My younger one, by contrast, runs free, psychically untroubled. Whether it’s due to youth or his disposition, he feels things without the overlay of logic and introspection that burdens his older brother and me. I don’t want to spoil that either, so I put on a game face for him too.
The doors open.
“Hi Dad,” says my older son, strapping himself in. He disappears into his book, which has wizards in it.
The little one struggles to climb into his booster seat. It is his mission to manage the seatbelt on his own, without help.
“Hey, boys!” I say. Overenthusiasm: my strategy for pushing the gloom aside. “Who’s hungry?”
Keeping things to yourself is the hallmark of good parenting. I cannot let them know I have just had an existential crisis, a dull, familiar anger that the old, stale, worn-out interior of our car has summoned forth. They deserve better.
And… I deserve better! It’s my sudden realization: the burger car can not be my madeleine!
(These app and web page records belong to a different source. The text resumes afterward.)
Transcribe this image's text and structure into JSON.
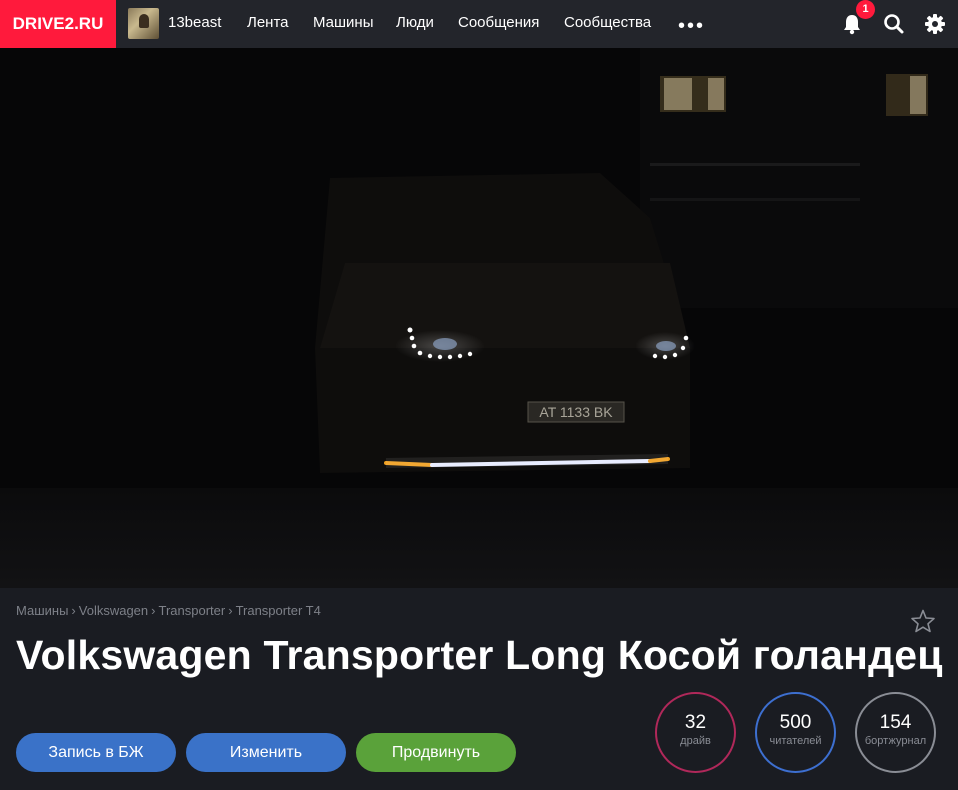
{
  "header": {
    "logo": "DRIVE2.RU",
    "username": "13beast",
    "nav": [
      "Лента",
      "Машины",
      "Люди",
      "Сообщения",
      "Сообщества"
    ],
    "more": "•••",
    "notifications_count": "1",
    "icons": {
      "notifications": "bell-icon",
      "search": "search-icon",
      "settings": "gear-icon"
    }
  },
  "hero": {
    "plate_text": "AT 1133 BK"
  },
  "breadcrumb": [
    "Машины",
    "Volkswagen",
    "Transporter",
    "Transporter T4"
  ],
  "breadcrumb_separator": "›",
  "title": "Volkswagen Transporter Long Косой голандец",
  "buttons": {
    "blog_post": "Запись в БЖ",
    "edit": "Изменить",
    "promote": "Продвинуть"
  },
  "stats": [
    {
      "value": "32",
      "label": "драйв",
      "color": "#b0285a"
    },
    {
      "value": "500",
      "label": "читателей",
      "color": "#3d6fd0"
    },
    {
      "value": "154",
      "label": "бортжурнал",
      "color": "#8a8d95"
    }
  ],
  "colors": {
    "brand": "#ff1a3c",
    "topbar": "#23252b",
    "background": "#1a1c22",
    "button_blue": "#3a72c8",
    "button_green": "#5aa23a"
  }
}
It doesn’t have to be! Because I do have those other memories!
I can reach back to the jingling sound that reminds me of a prayer wheel and transports me to Tibet, or the smell of soy and garlic in a sizzling wok that pulls me back to the night markets of Taiwan. The hot sand under my feet that summons forth the island off the coast of Thailand, and the nights I spent listening to Billie Holiday and watching sunsets with a bartender named Cy. Or the forkful of grilled salmon that brings me to the bed and breakfast in Alaska, or the sip of San Miguel that returns me to the nightclub in Manila, or the froth on the pint of Guinness that drops me back in the deep smoky basement of the Pub in the basement of Ida Noyes.
I did all that, that was me! I have other memories to draw upon! Indeed, a whole portmanteau! My mind does not need to stay trapped in the car I don’t like, dwelling in the gloom of my own weakness and stupor!
I start up the car and honk the horn out of sheer excitement.
My younger son looks around. He sniffs.
“It smells like Daddy in here,” he says to his brother.
Then he buckles his seatbelt, looks at me and the road ahead, and smiles an uncomplicated smile.
I am his madeleine! Readers, I did not see that one coming. Ah well, there are worse things to be. Hope you enjoyed the post. If you did, please like it, or link to it, or pass it along in whatever way one does that kind of thing. You can also check out a complete list of the other posts in the 100 Objects series, or try one of these:
- #7 – The Keyboard – a music teacher pushed beyond her limits turns dreams to nightmares
- #6 – The Mugs – while slicing up life into tenths of an hour, I get a sudden ray of hope
- #5 – The Motorcycle – learning a life lesson from a) buying a motorcycle in Taiwan, and b) learning to drive one (in that order)
- #4 – The Sweater – a Wisconsin boy moves to the big city and seeks therapy, with disastrous results
- #3 – The Blood Cake – in which I recount my experience sharing an office with Jerry Seinfeld
- #2 – The Spy Drop – a neighborhood war waged by five-year-olds takes an unexpected turn
- #1 – The Padlock – the story of a doomed football coach in a last-ditch struggle to survive a winless season
Are you a reviewer? Free review copies are available! If you’re interested in posting a review on your blog, or if you’re willing to write a review at Amazon (or anywhere else), just let me know and I’ll ship you a book. And many thanks for helping to get the word out!